Feber headed to his garage to create a patented cold brew coffee filtration system that landed him a spot on the ABC show “Shark Tank” Jan. 6.

“It went amazing. It was the coolest, like, the coolest experierinece ever,” Feber said.

Feber — now a student at Babson College in Wellesley, Massachusetts — struck a deal with “Shark Tank” “shark” and businessman Mark Cuban to receive a $50,000 investment for 30 percent ownership of Feber’s company, BRUW, which sells a mason jar cold brew coffee filter, mason jars and coffee.

Feber initially requested $50,000 for 25 percent ownership.

Feber’s invention involves preparing cold brew coffee with two mason jars, a double-sided lid with a filter in the center and a straw, according to a press release.

On the show, Feber told the sharks that he has just finished his first year of college and is majoring in business.
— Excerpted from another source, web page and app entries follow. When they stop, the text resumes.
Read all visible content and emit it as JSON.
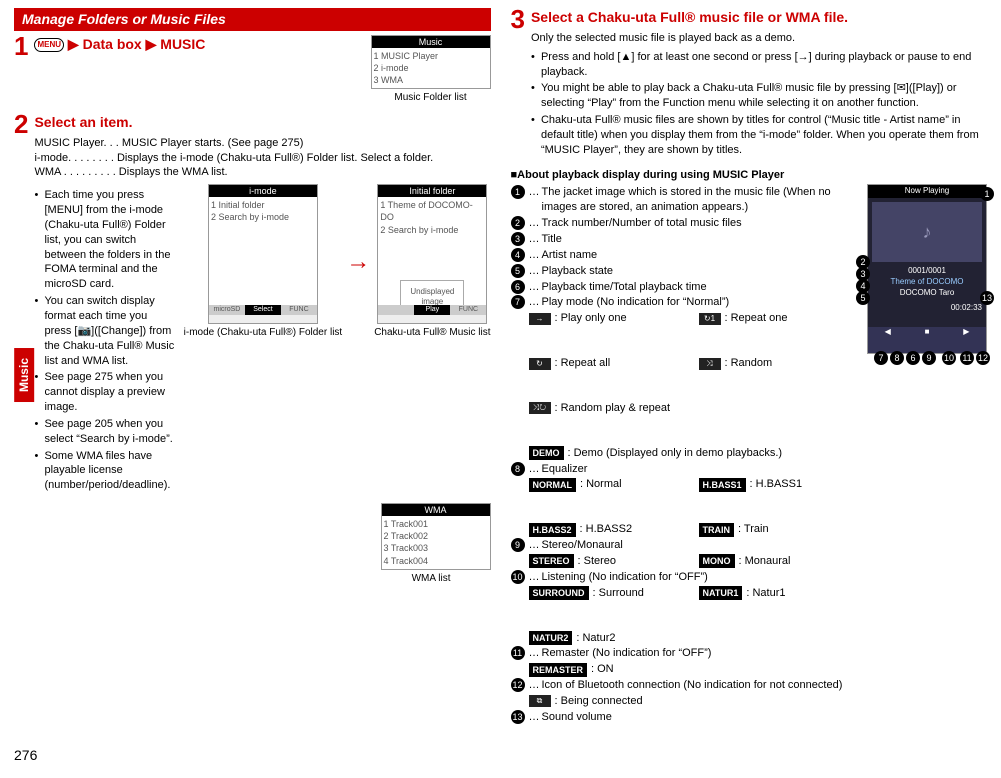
{
  "sideTab": "Music",
  "pageNumber": "276",
  "left": {
    "sectionHead": "Manage Folders or Music Files",
    "step1": {
      "num": "1",
      "breadcrumb": {
        "menuKey": "MENU",
        "sep": "▶",
        "a": "Data box",
        "b": "MUSIC"
      },
      "figCap": "Music Folder list",
      "figLines": [
        "1 MUSIC Player",
        "2 i-mode",
        "3 WMA"
      ],
      "figTitle": "Music"
    },
    "step2": {
      "num": "2",
      "title": "Select an item.",
      "lines": [
        "MUSIC Player. . . MUSIC Player starts. (See page 275)",
        "i-mode. . . . . . . . Displays the i-mode (Chaku-uta Full®) Folder list. Select a folder.",
        "WMA . . . . . . . . . Displays the WMA list."
      ],
      "bulletsA": [
        "Each time you press [MENU] from the i-mode (Chaku-uta Full®) Folder list, you can switch between the folders in the FOMA terminal and the microSD card.",
        "You can switch display format each time you press [📷]([Change]) from the Chaku-uta Full® Music list and WMA list.",
        "See page 275 when you cannot display a preview image.",
        "See page 205 when you select “Search by i-mode”.",
        "Some WMA files have playable license (number/period/deadline)."
      ],
      "fig1Cap": "i-mode (Chaku-uta Full®) Folder list",
      "fig1Title": "i-mode",
      "fig1Lines": [
        "1 Initial folder",
        "2 Search by i-mode"
      ],
      "fig2Cap": "Chaku-uta Full® Music list",
      "fig2Title": "Initial folder",
      "fig2Lines": [
        "1 Theme of DOCOMO-DO",
        "2 Search by i-mode",
        "",
        "Undisplayed image"
      ],
      "wmaCap": "WMA list",
      "wmaTitle": "WMA",
      "wmaLines": [
        "1 Track001",
        "2 Track002",
        "3 Track003",
        "4 Track004"
      ]
    }
  },
  "right": {
    "step3": {
      "num": "3",
      "title": "Select a Chaku-uta Full® music file or WMA file.",
      "intro": "Only the selected music file is played back as a demo.",
      "bullets": [
        "Press and hold [▲] for at least one second or press [→] during playback or pause to end playback.",
        "You might be able to play back a Chaku-uta Full® music file by pressing [✉]([Play]) or selecting “Play” from the Function menu while selecting it on another function.",
        "Chaku-uta Full® music files are shown by titles for control (“Music title - Artist name” in default title) when you display them from the “i-mode” folder. When you operate them from “MUSIC Player”, they are shown by titles."
      ]
    },
    "aboutHead": "About playback display during using MUSIC Player",
    "items": [
      {
        "n": "1",
        "text": "The jacket image which is stored in the music file (When no images are stored, an animation appears.)"
      },
      {
        "n": "2",
        "text": "Track number/Number of total music files"
      },
      {
        "n": "3",
        "text": "Title"
      },
      {
        "n": "4",
        "text": "Artist name"
      },
      {
        "n": "5",
        "text": "Playback state"
      },
      {
        "n": "6",
        "text": "Playback time/Total playback time"
      },
      {
        "n": "7",
        "text": "Play mode (No indication for “Normal”)",
        "sub": [
          {
            "icon": "→",
            "label": ": Play only one"
          },
          {
            "icon": "↻1",
            "label": ": Repeat one"
          },
          {
            "icon": "↻",
            "label": ": Repeat all"
          },
          {
            "icon": "⤨",
            "label": ": Random"
          },
          {
            "icon": "⤨↻",
            "label": ": Random play & repeat"
          },
          {
            "icon": "DEMO",
            "label": ": Demo (Displayed only in demo playbacks.)",
            "inv": true
          }
        ]
      },
      {
        "n": "8",
        "text": "Equalizer",
        "sub": [
          {
            "icon": "NORMAL",
            "label": ": Normal",
            "inv": true
          },
          {
            "icon": "H.BASS1",
            "label": ": H.BASS1",
            "inv": true
          },
          {
            "icon": "H.BASS2",
            "label": ": H.BASS2",
            "inv": true
          },
          {
            "icon": "TRAIN",
            "label": ": Train",
            "inv": true
          }
        ]
      },
      {
        "n": "9",
        "text": "Stereo/Monaural",
        "sub": [
          {
            "icon": "STEREO",
            "label": ": Stereo",
            "inv": true
          },
          {
            "icon": "MONO",
            "label": ": Monaural",
            "inv": true
          }
        ]
      },
      {
        "n": "10",
        "text": "Listening (No indication for “OFF”)",
        "sub": [
          {
            "icon": "SURROUND",
            "label": ": Surround",
            "inv": true
          },
          {
            "icon": "NATUR1",
            "label": ": Natur1",
            "inv": true
          },
          {
            "icon": "NATUR2",
            "label": ": Natur2",
            "inv": true
          }
        ]
      },
      {
        "n": "11",
        "text": "Remaster (No indication for “OFF”)",
        "sub": [
          {
            "icon": "REMASTER",
            "label": ": ON",
            "inv": true
          }
        ]
      },
      {
        "n": "12",
        "text": "Icon of Bluetooth connection (No indication for not connected)",
        "sub": [
          {
            "icon": "⧉",
            "label": ": Being connected"
          }
        ]
      },
      {
        "n": "13",
        "text": "Sound volume"
      }
    ],
    "playerFig": {
      "title": "Now Playing",
      "track": "0001/0001",
      "song": "Theme of DOCOMO",
      "artist": "DOCOMO Taro",
      "time": "00:02:33"
    }
  }
}
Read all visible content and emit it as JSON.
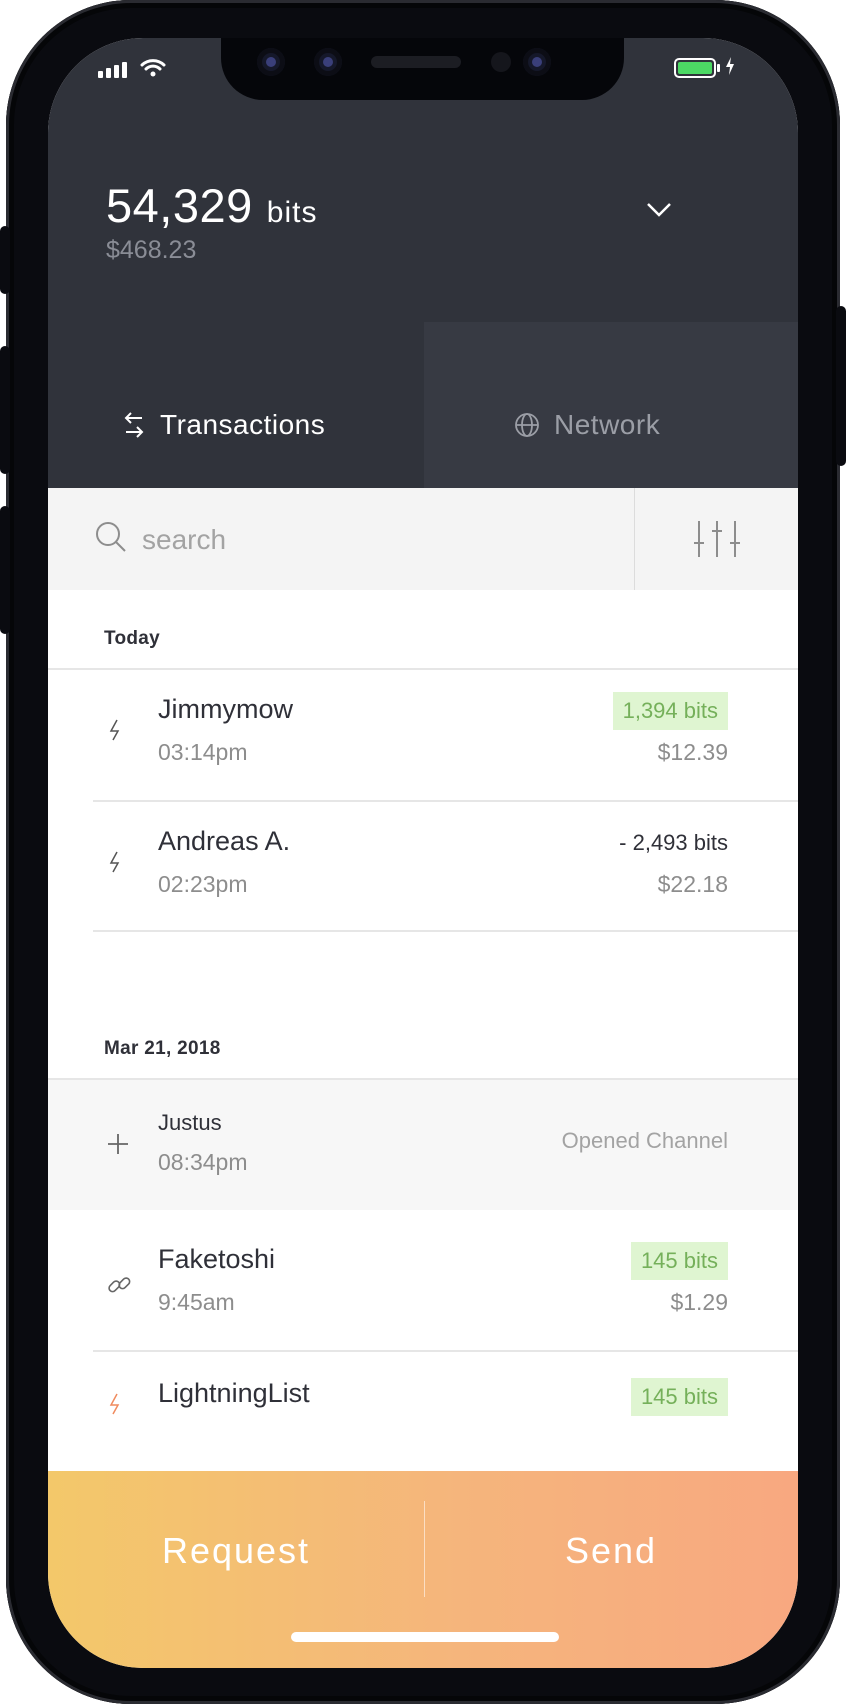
{
  "header": {
    "balance_amount": "54,329",
    "balance_unit": "bits",
    "balance_fiat": "$468.23"
  },
  "tabs": [
    {
      "label": "Transactions",
      "active": true
    },
    {
      "label": "Network",
      "active": false
    }
  ],
  "search": {
    "placeholder": "search"
  },
  "groups": [
    {
      "title": "Today",
      "items": [
        {
          "icon": "lightning-icon",
          "name": "Jimmymow",
          "time": "03:14pm",
          "amount": "1,394 bits",
          "fiat": "$12.39",
          "direction": "incoming"
        },
        {
          "icon": "lightning-icon",
          "name": "Andreas A.",
          "time": "02:23pm",
          "amount": "- 2,493 bits",
          "fiat": "$22.18",
          "direction": "outgoing"
        }
      ]
    },
    {
      "title": "Mar 21, 2018",
      "items": [
        {
          "icon": "plus-icon",
          "name": "Justus",
          "time": "08:34pm",
          "status": "Opened Channel"
        },
        {
          "icon": "link-icon",
          "name": "Faketoshi",
          "time": "9:45am",
          "amount": "145 bits",
          "fiat": "$1.29",
          "direction": "incoming"
        },
        {
          "icon": "lightning-icon",
          "name": "LightningList",
          "amount": "145 bits",
          "direction": "incoming"
        }
      ]
    }
  ],
  "footer": {
    "request_label": "Request",
    "send_label": "Send"
  },
  "status_bar": {
    "battery_level": 1.0
  },
  "colors": {
    "header_bg": "#30333b",
    "positive_bg": "#dff5d1",
    "positive_text": "#75b05a",
    "footer_gradient_start": "#f3c86a",
    "footer_gradient_end": "#f8a880",
    "battery": "#4cd964"
  }
}
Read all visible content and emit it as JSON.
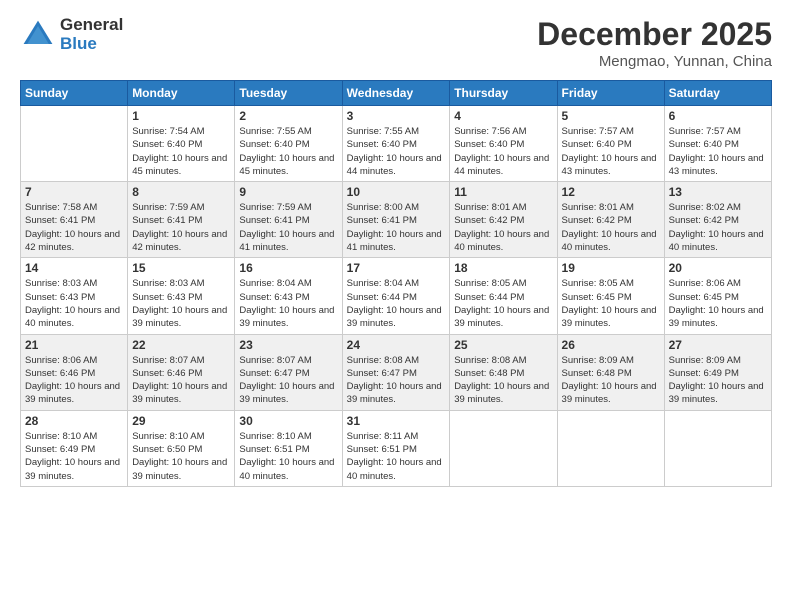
{
  "logo": {
    "general": "General",
    "blue": "Blue"
  },
  "title": "December 2025",
  "subtitle": "Mengmao, Yunnan, China",
  "days_of_week": [
    "Sunday",
    "Monday",
    "Tuesday",
    "Wednesday",
    "Thursday",
    "Friday",
    "Saturday"
  ],
  "weeks": [
    [
      {
        "day": "",
        "sunrise": "",
        "sunset": "",
        "daylight": ""
      },
      {
        "day": "1",
        "sunrise": "Sunrise: 7:54 AM",
        "sunset": "Sunset: 6:40 PM",
        "daylight": "Daylight: 10 hours and 45 minutes."
      },
      {
        "day": "2",
        "sunrise": "Sunrise: 7:55 AM",
        "sunset": "Sunset: 6:40 PM",
        "daylight": "Daylight: 10 hours and 45 minutes."
      },
      {
        "day": "3",
        "sunrise": "Sunrise: 7:55 AM",
        "sunset": "Sunset: 6:40 PM",
        "daylight": "Daylight: 10 hours and 44 minutes."
      },
      {
        "day": "4",
        "sunrise": "Sunrise: 7:56 AM",
        "sunset": "Sunset: 6:40 PM",
        "daylight": "Daylight: 10 hours and 44 minutes."
      },
      {
        "day": "5",
        "sunrise": "Sunrise: 7:57 AM",
        "sunset": "Sunset: 6:40 PM",
        "daylight": "Daylight: 10 hours and 43 minutes."
      },
      {
        "day": "6",
        "sunrise": "Sunrise: 7:57 AM",
        "sunset": "Sunset: 6:40 PM",
        "daylight": "Daylight: 10 hours and 43 minutes."
      }
    ],
    [
      {
        "day": "7",
        "sunrise": "Sunrise: 7:58 AM",
        "sunset": "Sunset: 6:41 PM",
        "daylight": "Daylight: 10 hours and 42 minutes."
      },
      {
        "day": "8",
        "sunrise": "Sunrise: 7:59 AM",
        "sunset": "Sunset: 6:41 PM",
        "daylight": "Daylight: 10 hours and 42 minutes."
      },
      {
        "day": "9",
        "sunrise": "Sunrise: 7:59 AM",
        "sunset": "Sunset: 6:41 PM",
        "daylight": "Daylight: 10 hours and 41 minutes."
      },
      {
        "day": "10",
        "sunrise": "Sunrise: 8:00 AM",
        "sunset": "Sunset: 6:41 PM",
        "daylight": "Daylight: 10 hours and 41 minutes."
      },
      {
        "day": "11",
        "sunrise": "Sunrise: 8:01 AM",
        "sunset": "Sunset: 6:42 PM",
        "daylight": "Daylight: 10 hours and 40 minutes."
      },
      {
        "day": "12",
        "sunrise": "Sunrise: 8:01 AM",
        "sunset": "Sunset: 6:42 PM",
        "daylight": "Daylight: 10 hours and 40 minutes."
      },
      {
        "day": "13",
        "sunrise": "Sunrise: 8:02 AM",
        "sunset": "Sunset: 6:42 PM",
        "daylight": "Daylight: 10 hours and 40 minutes."
      }
    ],
    [
      {
        "day": "14",
        "sunrise": "Sunrise: 8:03 AM",
        "sunset": "Sunset: 6:43 PM",
        "daylight": "Daylight: 10 hours and 40 minutes."
      },
      {
        "day": "15",
        "sunrise": "Sunrise: 8:03 AM",
        "sunset": "Sunset: 6:43 PM",
        "daylight": "Daylight: 10 hours and 39 minutes."
      },
      {
        "day": "16",
        "sunrise": "Sunrise: 8:04 AM",
        "sunset": "Sunset: 6:43 PM",
        "daylight": "Daylight: 10 hours and 39 minutes."
      },
      {
        "day": "17",
        "sunrise": "Sunrise: 8:04 AM",
        "sunset": "Sunset: 6:44 PM",
        "daylight": "Daylight: 10 hours and 39 minutes."
      },
      {
        "day": "18",
        "sunrise": "Sunrise: 8:05 AM",
        "sunset": "Sunset: 6:44 PM",
        "daylight": "Daylight: 10 hours and 39 minutes."
      },
      {
        "day": "19",
        "sunrise": "Sunrise: 8:05 AM",
        "sunset": "Sunset: 6:45 PM",
        "daylight": "Daylight: 10 hours and 39 minutes."
      },
      {
        "day": "20",
        "sunrise": "Sunrise: 8:06 AM",
        "sunset": "Sunset: 6:45 PM",
        "daylight": "Daylight: 10 hours and 39 minutes."
      }
    ],
    [
      {
        "day": "21",
        "sunrise": "Sunrise: 8:06 AM",
        "sunset": "Sunset: 6:46 PM",
        "daylight": "Daylight: 10 hours and 39 minutes."
      },
      {
        "day": "22",
        "sunrise": "Sunrise: 8:07 AM",
        "sunset": "Sunset: 6:46 PM",
        "daylight": "Daylight: 10 hours and 39 minutes."
      },
      {
        "day": "23",
        "sunrise": "Sunrise: 8:07 AM",
        "sunset": "Sunset: 6:47 PM",
        "daylight": "Daylight: 10 hours and 39 minutes."
      },
      {
        "day": "24",
        "sunrise": "Sunrise: 8:08 AM",
        "sunset": "Sunset: 6:47 PM",
        "daylight": "Daylight: 10 hours and 39 minutes."
      },
      {
        "day": "25",
        "sunrise": "Sunrise: 8:08 AM",
        "sunset": "Sunset: 6:48 PM",
        "daylight": "Daylight: 10 hours and 39 minutes."
      },
      {
        "day": "26",
        "sunrise": "Sunrise: 8:09 AM",
        "sunset": "Sunset: 6:48 PM",
        "daylight": "Daylight: 10 hours and 39 minutes."
      },
      {
        "day": "27",
        "sunrise": "Sunrise: 8:09 AM",
        "sunset": "Sunset: 6:49 PM",
        "daylight": "Daylight: 10 hours and 39 minutes."
      }
    ],
    [
      {
        "day": "28",
        "sunrise": "Sunrise: 8:10 AM",
        "sunset": "Sunset: 6:49 PM",
        "daylight": "Daylight: 10 hours and 39 minutes."
      },
      {
        "day": "29",
        "sunrise": "Sunrise: 8:10 AM",
        "sunset": "Sunset: 6:50 PM",
        "daylight": "Daylight: 10 hours and 39 minutes."
      },
      {
        "day": "30",
        "sunrise": "Sunrise: 8:10 AM",
        "sunset": "Sunset: 6:51 PM",
        "daylight": "Daylight: 10 hours and 40 minutes."
      },
      {
        "day": "31",
        "sunrise": "Sunrise: 8:11 AM",
        "sunset": "Sunset: 6:51 PM",
        "daylight": "Daylight: 10 hours and 40 minutes."
      },
      {
        "day": "",
        "sunrise": "",
        "sunset": "",
        "daylight": ""
      },
      {
        "day": "",
        "sunrise": "",
        "sunset": "",
        "daylight": ""
      },
      {
        "day": "",
        "sunrise": "",
        "sunset": "",
        "daylight": ""
      }
    ]
  ]
}
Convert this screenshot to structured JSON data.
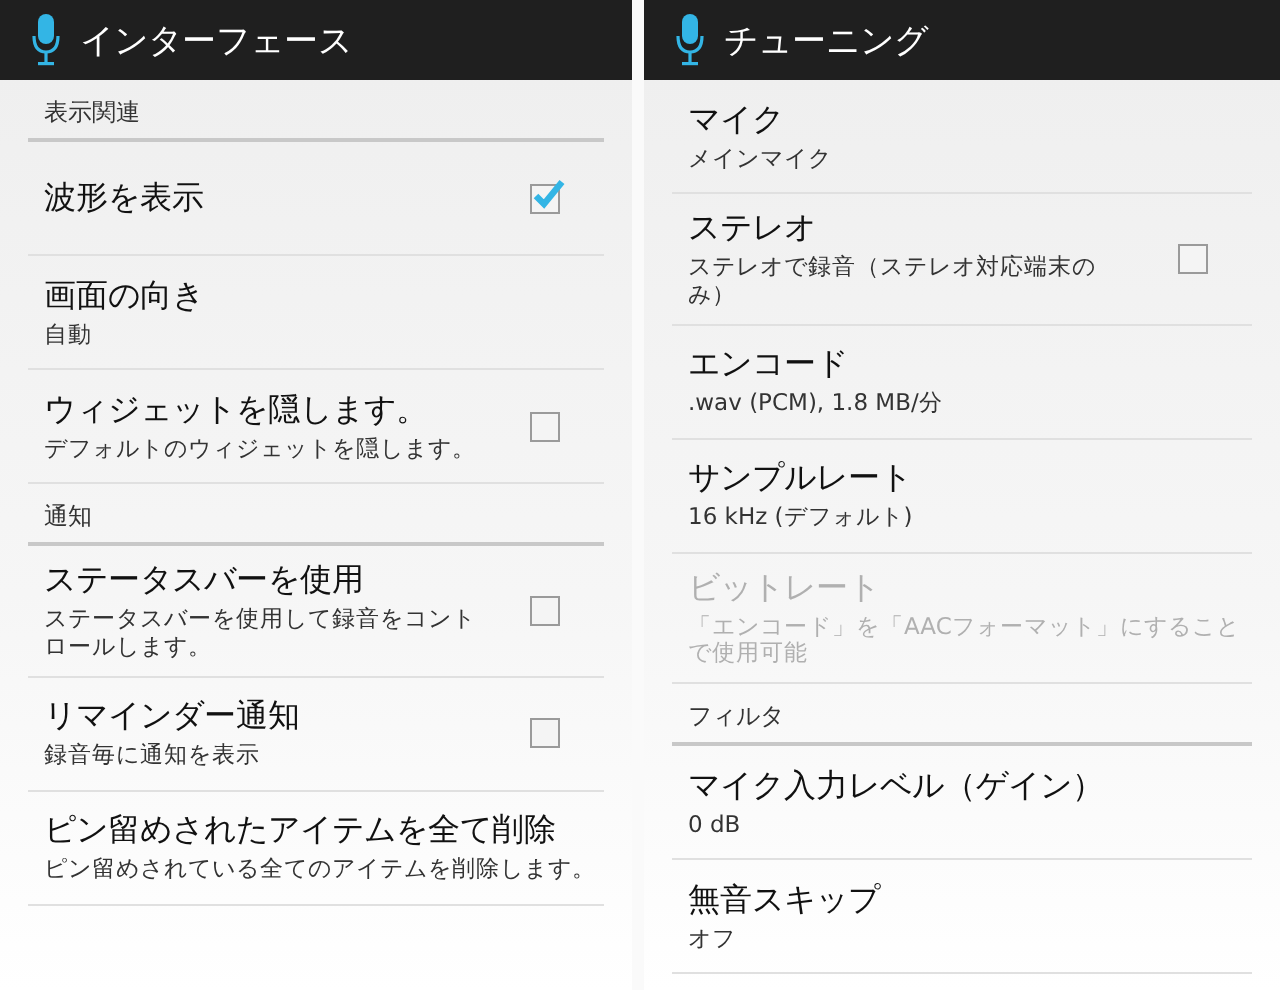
{
  "screens": [
    {
      "title": "インターフェース",
      "entries": [
        {
          "kind": "category",
          "label": "表示関連"
        },
        {
          "kind": "checkbox",
          "title": "波形を表示",
          "checked": true,
          "disabled": false
        },
        {
          "kind": "text",
          "title": "画面の向き",
          "summary": "自動",
          "disabled": false
        },
        {
          "kind": "checkbox",
          "title": "ウィジェットを隠します。",
          "summary": "デフォルトのウィジェットを隠します。",
          "checked": false,
          "disabled": false
        },
        {
          "kind": "category",
          "label": "通知"
        },
        {
          "kind": "checkbox",
          "title": "ステータスバーを使用",
          "summary": "ステータスバーを使用して録音をコントロールします。",
          "checked": false,
          "disabled": false
        },
        {
          "kind": "checkbox",
          "title": "リマインダー通知",
          "summary": "録音毎に通知を表示",
          "checked": false,
          "disabled": false
        },
        {
          "kind": "text",
          "title": "ピン留めされたアイテムを全て削除",
          "summary": "ピン留めされている全てのアイテムを削除します。",
          "disabled": false
        }
      ]
    },
    {
      "title": "チューニング",
      "entries": [
        {
          "kind": "text",
          "title": "マイク",
          "summary": "メインマイク",
          "disabled": false
        },
        {
          "kind": "checkbox",
          "title": "ステレオ",
          "summary": "ステレオで録音（ステレオ対応端末のみ）",
          "checked": false,
          "disabled": false
        },
        {
          "kind": "text",
          "title": "エンコード",
          "summary": ".wav (PCM), 1.8 MB/分",
          "disabled": false
        },
        {
          "kind": "text",
          "title": "サンプルレート",
          "summary": "16 kHz (デフォルト)",
          "disabled": false
        },
        {
          "kind": "text",
          "title": "ビットレート",
          "summary": "「エンコード」を「AACフォーマット」にすることで使用可能",
          "disabled": true
        },
        {
          "kind": "category",
          "label": "フィルタ"
        },
        {
          "kind": "text",
          "title": "マイク入力レベル（ゲイン）",
          "summary": "0 dB",
          "disabled": false
        },
        {
          "kind": "text",
          "title": "無音スキップ",
          "summary": "オフ",
          "disabled": false
        }
      ]
    }
  ]
}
Feber has been watching the show since he was 8 years old, which surprised some of the sharks.

“Watching ‘Shark Tank,’ I learned how to run a business,” he told them. “I’m taking the lessons you are telling other entrepreneurs and applying them to this business.”

“Shark Tank” shark Robert Herjavec told Feber that the most inspiring thing about being a shark is that 50 percent of the people who come before the sharks with ideas are kids.

“And they are learning the language of business, and look at you,” he said to Feber. “You’ve taken that.”

“And he’s augmented with coffee — a lot of it,” fellow shark Kevin O’Leary said.

During his presentation on the show, Feber explained that he has perfected a new way to make cold brew coffee at home, “without the need for complicated, overpriced equipment.”

Afterward, Feber accepted Cuban’s offer with a hug, not a handshake.

Feber told the Beacon that when he was 15 years old, he “just fell in love” with coffee.

“I really loved it. I tried making it, did what I could to learn more about it,” he said. Eventually, he stumbled across cold brew coffee. “(I) looked (at) these ways to make it at home — only problem is, then you have to filter it.”

He said that through trial and error — mostly error — with cold brew coffee home accoutrements, he went to his garage and tinkered around.

“I was like, ‘There has to be a better way,’” he said. “I invented … it wasn’t on the market.”

Brent Seitz, a patent attorney at the Detroit-based Harness Dickey, a firm focused on patents and intellectual property, secured the patent for Feber.

Seitz said that the episode “turned out great.”

“Max did a deal with Mark Cuban — he got, basically, what he was looking for,” he said, adding that the sharks all loved him “and were impressed with him.”

Seitz said Feber took the initiative to get on the show.

After the U.S. Patent and Trademark Office awards a patent, it is up to the client to commercialize a product, Seitz said.

“We’re definitely proud of him. It was fun to see him realize that success,” he said.

Seitz added that most of Harness Dickey’s clients are big corporations.

“And we’re working with the engineers and their patent departments. ... These engineers have a bunch of patent applications pending, and they receive many patents over the years.”

Seitz said that every time someone gets a patent, it’s “something special.”

“It is a lot of fun to hear their excitement and be part of that excitement,” Seitz said. It was a first for the firm — coming up on its 100th anniversary — to see a patent from the firm on a television show.

Feber also raised $10,000 in a Kickstarter fundraising campaign from nearly 200 backers.

Feber said his company will have more products added to the BRUW line.

He is also “just trying to get more customers around the country … and get to know what BRUW is — to make cold brew coffee at home,” he said, adding that his products are in a handful of retail stores. “(We are) working on big box stores.”

Feber said he wants to help others start new businesses too.

“I think that it’s an idea (I) keep coming back to: help other people start businesses and help other people get patents like Brent helped me,” he said. “I really appreciate all the support.”

BRUW is being sold in Israel, Australia, Singapore and around the U.S.

For more information, go to www.BRUW.net.